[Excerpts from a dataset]
[Start of section]

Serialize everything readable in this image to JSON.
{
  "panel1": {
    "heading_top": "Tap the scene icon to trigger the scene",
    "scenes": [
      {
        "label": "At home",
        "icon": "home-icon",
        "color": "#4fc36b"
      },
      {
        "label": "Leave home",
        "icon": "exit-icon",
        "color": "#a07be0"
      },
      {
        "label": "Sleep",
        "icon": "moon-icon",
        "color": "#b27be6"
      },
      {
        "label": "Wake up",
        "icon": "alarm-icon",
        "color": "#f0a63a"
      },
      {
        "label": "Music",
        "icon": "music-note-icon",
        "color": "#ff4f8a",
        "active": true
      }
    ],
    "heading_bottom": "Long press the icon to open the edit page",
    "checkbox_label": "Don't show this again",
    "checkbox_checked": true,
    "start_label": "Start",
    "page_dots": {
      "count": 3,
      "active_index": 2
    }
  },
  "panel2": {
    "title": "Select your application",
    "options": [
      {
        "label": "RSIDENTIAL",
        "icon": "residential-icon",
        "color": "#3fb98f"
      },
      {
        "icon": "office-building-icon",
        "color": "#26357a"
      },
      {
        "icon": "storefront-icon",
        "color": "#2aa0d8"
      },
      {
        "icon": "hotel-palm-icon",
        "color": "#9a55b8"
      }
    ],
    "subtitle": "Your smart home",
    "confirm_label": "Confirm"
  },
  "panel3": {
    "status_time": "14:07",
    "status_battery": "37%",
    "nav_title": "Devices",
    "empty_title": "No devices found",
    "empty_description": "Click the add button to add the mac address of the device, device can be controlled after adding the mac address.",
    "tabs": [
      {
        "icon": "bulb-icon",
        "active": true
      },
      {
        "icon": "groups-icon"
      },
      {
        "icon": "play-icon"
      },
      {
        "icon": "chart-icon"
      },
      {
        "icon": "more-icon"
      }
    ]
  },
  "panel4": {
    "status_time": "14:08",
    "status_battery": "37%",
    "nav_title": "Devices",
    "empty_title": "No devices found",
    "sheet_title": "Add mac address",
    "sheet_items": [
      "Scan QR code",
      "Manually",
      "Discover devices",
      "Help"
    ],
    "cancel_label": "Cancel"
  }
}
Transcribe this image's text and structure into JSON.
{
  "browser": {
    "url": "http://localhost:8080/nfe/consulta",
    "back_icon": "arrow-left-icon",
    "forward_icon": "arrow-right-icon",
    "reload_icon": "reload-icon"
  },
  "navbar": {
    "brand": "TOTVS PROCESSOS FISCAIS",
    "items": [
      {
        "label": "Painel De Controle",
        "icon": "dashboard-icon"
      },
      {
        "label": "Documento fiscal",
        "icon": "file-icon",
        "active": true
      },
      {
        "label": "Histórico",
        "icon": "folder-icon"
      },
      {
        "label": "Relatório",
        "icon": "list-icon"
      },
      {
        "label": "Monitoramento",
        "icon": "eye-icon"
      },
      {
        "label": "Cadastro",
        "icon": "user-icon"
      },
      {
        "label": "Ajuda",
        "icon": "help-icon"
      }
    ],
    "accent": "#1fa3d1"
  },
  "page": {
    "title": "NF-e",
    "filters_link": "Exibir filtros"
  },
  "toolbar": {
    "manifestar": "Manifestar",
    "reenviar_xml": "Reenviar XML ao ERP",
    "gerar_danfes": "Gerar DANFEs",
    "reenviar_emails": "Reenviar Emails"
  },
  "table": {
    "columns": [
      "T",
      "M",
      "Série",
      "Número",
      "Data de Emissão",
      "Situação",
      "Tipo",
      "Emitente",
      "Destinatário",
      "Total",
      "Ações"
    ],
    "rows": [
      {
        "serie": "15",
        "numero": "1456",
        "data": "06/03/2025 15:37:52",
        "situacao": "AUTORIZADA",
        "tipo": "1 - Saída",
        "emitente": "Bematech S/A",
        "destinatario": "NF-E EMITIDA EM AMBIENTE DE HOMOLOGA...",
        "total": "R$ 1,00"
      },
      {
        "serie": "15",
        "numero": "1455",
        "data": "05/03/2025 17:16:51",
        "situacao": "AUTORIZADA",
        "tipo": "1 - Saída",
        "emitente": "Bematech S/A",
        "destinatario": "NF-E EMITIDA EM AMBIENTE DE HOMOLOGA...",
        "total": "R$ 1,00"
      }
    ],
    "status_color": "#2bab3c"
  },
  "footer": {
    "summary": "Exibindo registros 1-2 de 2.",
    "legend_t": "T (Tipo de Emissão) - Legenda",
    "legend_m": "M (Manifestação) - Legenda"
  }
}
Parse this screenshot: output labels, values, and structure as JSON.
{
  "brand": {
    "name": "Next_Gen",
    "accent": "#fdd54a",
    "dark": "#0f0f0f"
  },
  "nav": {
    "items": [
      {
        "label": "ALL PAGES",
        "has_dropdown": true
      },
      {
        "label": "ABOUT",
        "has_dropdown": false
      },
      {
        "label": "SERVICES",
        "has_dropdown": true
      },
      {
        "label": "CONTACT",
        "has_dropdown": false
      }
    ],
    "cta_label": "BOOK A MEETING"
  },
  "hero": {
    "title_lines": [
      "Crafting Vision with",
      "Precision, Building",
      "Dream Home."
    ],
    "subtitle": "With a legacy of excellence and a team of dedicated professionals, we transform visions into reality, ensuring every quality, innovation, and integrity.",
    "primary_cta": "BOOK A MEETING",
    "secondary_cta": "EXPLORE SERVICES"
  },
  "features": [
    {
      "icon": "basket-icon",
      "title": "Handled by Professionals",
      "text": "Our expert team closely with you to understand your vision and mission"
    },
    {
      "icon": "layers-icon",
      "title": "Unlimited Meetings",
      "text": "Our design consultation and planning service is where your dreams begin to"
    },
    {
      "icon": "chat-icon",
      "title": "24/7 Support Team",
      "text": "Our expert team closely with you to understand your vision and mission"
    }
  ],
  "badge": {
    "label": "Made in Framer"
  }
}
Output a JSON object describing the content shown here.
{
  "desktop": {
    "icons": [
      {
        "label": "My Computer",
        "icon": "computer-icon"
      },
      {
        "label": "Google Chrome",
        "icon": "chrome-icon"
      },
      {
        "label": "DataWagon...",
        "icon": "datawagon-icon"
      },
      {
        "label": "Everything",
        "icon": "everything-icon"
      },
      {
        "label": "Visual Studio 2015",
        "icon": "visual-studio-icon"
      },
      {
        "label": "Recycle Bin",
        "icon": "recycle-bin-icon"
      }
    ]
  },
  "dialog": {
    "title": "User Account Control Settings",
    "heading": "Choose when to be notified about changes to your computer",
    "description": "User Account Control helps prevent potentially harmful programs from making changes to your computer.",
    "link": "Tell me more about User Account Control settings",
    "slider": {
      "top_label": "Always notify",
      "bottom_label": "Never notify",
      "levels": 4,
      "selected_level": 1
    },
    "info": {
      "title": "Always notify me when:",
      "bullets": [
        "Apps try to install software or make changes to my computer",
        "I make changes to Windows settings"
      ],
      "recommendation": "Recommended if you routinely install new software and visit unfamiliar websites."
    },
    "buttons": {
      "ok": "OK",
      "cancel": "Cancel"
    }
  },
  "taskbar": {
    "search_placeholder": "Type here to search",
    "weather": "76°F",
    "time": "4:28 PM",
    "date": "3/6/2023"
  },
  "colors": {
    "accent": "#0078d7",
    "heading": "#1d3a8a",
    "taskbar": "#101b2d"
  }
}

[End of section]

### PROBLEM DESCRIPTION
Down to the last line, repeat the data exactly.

### REPLY
Serialize everything readable in this image to JSON.
{
  "panel1": {
    "heading_top": "Tap the scene icon to trigger the scene",
    "scenes": [
      {
        "label": "At home",
        "icon": "home-icon",
        "color": "#4fc36b"
      },
      {
        "label": "Leave home",
        "icon": "exit-icon",
        "color": "#a07be0"
      },
      {
        "label": "Sleep",
        "icon": "moon-icon",
        "color": "#b27be6"
      },
      {
        "label": "Wake up",
        "icon": "alarm-icon",
        "color": "#f0a63a"
      },
      {
        "label": "Music",
        "icon": "music-note-icon",
        "color": "#ff4f8a",
        "active": true
      }
    ],
    "heading_bottom": "Long press the icon to open the edit page",
    "checkbox_label": "Don't show this again",
    "checkbox_checked": true,
    "start_label": "Start",
    "page_dots": {
      "count": 3,
      "active_index": 2
    }
  },
  "panel2": {
    "title": "Select your application",
    "options": [
      {
        "label": "RSIDENTIAL",
        "icon": "residential-icon",
        "color": "#3fb98f"
      },
      {
        "icon": "office-building-icon",
        "color": "#26357a"
      },
      {
        "icon": "storefront-icon",
        "color": "#2aa0d8"
      },
      {
        "icon": "hotel-palm-icon",
        "color": "#9a55b8"
      }
    ],
    "subtitle": "Your smart home",
    "confirm_label": "Confirm"
  },
  "panel3": {
    "status_time": "14:07",
    "status_battery": "37%",
    "nav_title": "Devices",
    "empty_title": "No devices found",
    "empty_description": "Click the add button to add the mac address of the device, device can be controlled after adding the mac address.",
    "tabs": [
      {
        "icon": "bulb-icon",
        "active": true
      },
      {
        "icon": "groups-icon"
      },
      {
        "icon": "play-icon"
      },
      {
        "icon": "chart-icon"
      },
      {
        "icon": "more-icon"
      }
    ]
  },
  "panel4": {
    "status_time": "14:08",
    "status_battery": "37%",
    "nav_title": "Devices",
    "empty_title": "No devices found",
    "sheet_title": "Add mac address",
    "sheet_items": [
      "Scan QR code",
      "Manually",
      "Discover devices",
      "Help"
    ],
    "cancel_label": "Cancel"
  }
}
Transcribe this image's text and structure into JSON.
{
  "browser": {
    "url": "http://localhost:8080/nfe/consulta",
    "back_icon": "arrow-left-icon",
    "forward_icon": "arrow-right-icon",
    "reload_icon": "reload-icon"
  },
  "navbar": {
    "brand": "TOTVS PROCESSOS FISCAIS",
    "items": [
      {
        "label": "Painel De Controle",
        "icon": "dashboard-icon"
      },
      {
        "label": "Documento fiscal",
        "icon": "file-icon",
        "active": true
      },
      {
        "label": "Histórico",
        "icon": "folder-icon"
      },
      {
        "label": "Relatório",
        "icon": "list-icon"
      },
      {
        "label": "Monitoramento",
        "icon": "eye-icon"
      },
      {
        "label": "Cadastro",
        "icon": "user-icon"
      },
      {
        "label": "Ajuda",
        "icon": "help-icon"
      }
    ],
    "accent": "#1fa3d1"
  },
  "page": {
    "title": "NF-e",
    "filters_link": "Exibir filtros"
  },
  "toolbar": {
    "manifestar": "Manifestar",
    "reenviar_xml": "Reenviar XML ao ERP",
    "gerar_danfes": "Gerar DANFEs",
    "reenviar_emails": "Reenviar Emails"
  },
  "table": {
    "columns": [
      "T",
      "M",
      "Série",
      "Número",
      "Data de Emissão",
      "Situação",
      "Tipo",
      "Emitente",
      "Destinatário",
      "Total",
      "Ações"
    ],
    "rows": [
      {
        "serie": "15",
        "numero": "1456",
        "data": "06/03/2025 15:37:52",
        "situacao": "AUTORIZADA",
        "tipo": "1 - Saída",
        "emitente": "Bematech S/A",
        "destinatario": "NF-E EMITIDA EM AMBIENTE DE HOMOLOGA...",
        "total": "R$ 1,00"
      },
      {
        "serie": "15",
        "numero": "1455",
        "data": "05/03/2025 17:16:51",
        "situacao": "AUTORIZADA",
        "tipo": "1 - Saída",
        "emitente": "Bematech S/A",
        "destinatario": "NF-E EMITIDA EM AMBIENTE DE HOMOLOGA...",
        "total": "R$ 1,00"
      }
    ],
    "status_color": "#2bab3c"
  },
  "footer": {
    "summary": "Exibindo registros 1-2 de 2.",
    "legend_t": "T (Tipo de Emissão) - Legenda",
    "legend_m": "M (Manifestação) - Legenda"
  }
}
Parse this screenshot: output labels, values, and structure as JSON.
{
  "brand": {
    "name": "Next_Gen",
    "accent": "#fdd54a",
    "dark": "#0f0f0f"
  },
  "nav": {
    "items": [
      {
        "label": "ALL PAGES",
        "has_dropdown": true
      },
      {
        "label": "ABOUT",
        "has_dropdown": false
      },
      {
        "label": "SERVICES",
        "has_dropdown": true
      },
      {
        "label": "CONTACT",
        "has_dropdown": false
      }
    ],
    "cta_label": "BOOK A MEETING"
  },
  "hero": {
    "title_lines": [
      "Crafting Vision with",
      "Precision, Building",
      "Dream Home."
    ],
    "subtitle": "With a legacy of excellence and a team of dedicated professionals, we transform visions into reality, ensuring every quality, innovation, and integrity.",
    "primary_cta": "BOOK A MEETING",
    "secondary_cta": "EXPLORE SERVICES"
  },
  "features": [
    {
      "icon": "basket-icon",
      "title": "Handled by Professionals",
      "text": "Our expert team closely with you to understand your vision and mission"
    },
    {
      "icon": "layers-icon",
      "title": "Unlimited Meetings",
      "text": "Our design consultation and planning service is where your dreams begin to"
    },
    {
      "icon": "chat-icon",
      "title": "24/7 Support Team",
      "text": "Our expert team closely with you to understand your vision and mission"
    }
  ],
  "badge": {
    "label": "Made in Framer"
  }
}
Output a JSON object describing the content shown here.
{
  "desktop": {
    "icons": [
      {
        "label": "My Computer",
        "icon": "computer-icon"
      },
      {
        "label": "Google Chrome",
        "icon": "chrome-icon"
      },
      {
        "label": "DataWagon...",
        "icon": "datawagon-icon"
      },
      {
        "label": "Everything",
        "icon": "everything-icon"
      },
      {
        "label": "Visual Studio 2015",
        "icon": "visual-studio-icon"
      },
      {
        "label": "Recycle Bin",
        "icon": "recycle-bin-icon"
      }
    ]
  },
  "dialog": {
    "title": "User Account Control Settings",
    "heading": "Choose when to be notified about changes to your computer",
    "description": "User Account Control helps prevent potentially harmful programs from making changes to your computer.",
    "link": "Tell me more about User Account Control settings",
    "slider": {
      "top_label": "Always notify",
      "bottom_label": "Never notify",
      "levels": 4,
      "selected_level": 1
    },
    "info": {
      "title": "Always notify me when:",
      "bullets": [
        "Apps try to install software or make changes to my computer",
        "I make changes to Windows settings"
      ],
      "recommendation": "Recommended if you routinely install new software and visit unfamiliar websites."
    },
    "buttons": {
      "ok": "OK",
      "cancel": "Cancel"
    }
  },
  "taskbar": {
    "search_placeholder": "Type here to search",
    "weather": "76°F",
    "time": "4:28 PM",
    "date": "3/6/2023"
  },
  "colors": {
    "accent": "#0078d7",
    "heading": "#1d3a8a",
    "taskbar": "#101b2d"
  }
}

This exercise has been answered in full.